Go through the records underneath and write each one out again exactly.
*** Opening Extracted entries ***
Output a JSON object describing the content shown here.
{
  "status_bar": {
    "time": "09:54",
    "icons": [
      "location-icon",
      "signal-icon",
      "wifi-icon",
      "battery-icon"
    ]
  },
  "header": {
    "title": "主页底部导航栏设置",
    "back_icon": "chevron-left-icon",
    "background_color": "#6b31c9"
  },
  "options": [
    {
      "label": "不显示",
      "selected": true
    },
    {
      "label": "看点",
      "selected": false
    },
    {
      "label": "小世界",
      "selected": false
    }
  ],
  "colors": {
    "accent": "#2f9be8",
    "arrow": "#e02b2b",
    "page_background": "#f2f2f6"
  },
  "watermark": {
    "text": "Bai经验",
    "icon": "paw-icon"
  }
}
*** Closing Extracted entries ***
> [Your solution]
Output a JSON object describing the content shown here.
{
  "status_bar": {
    "time": "09:54",
    "icons": [
      "location-icon",
      "signal-icon",
      "wifi-icon",
      "battery-icon"
    ]
  },
  "header": {
    "title": "主页底部导航栏设置",
    "back_icon": "chevron-left-icon",
    "background_color": "#6b31c9"
  },
  "options": [
    {
      "label": "不显示",
      "selected": true
    },
    {
      "label": "看点",
      "selected": false
    },
    {
      "label": "小世界",
      "selected": false
    }
  ],
  "colors": {
    "accent": "#2f9be8",
    "arrow": "#e02b2b",
    "page_background": "#f2f2f6"
  },
  "watermark": {
    "text": "Bai经验",
    "icon": "paw-icon"
  }
}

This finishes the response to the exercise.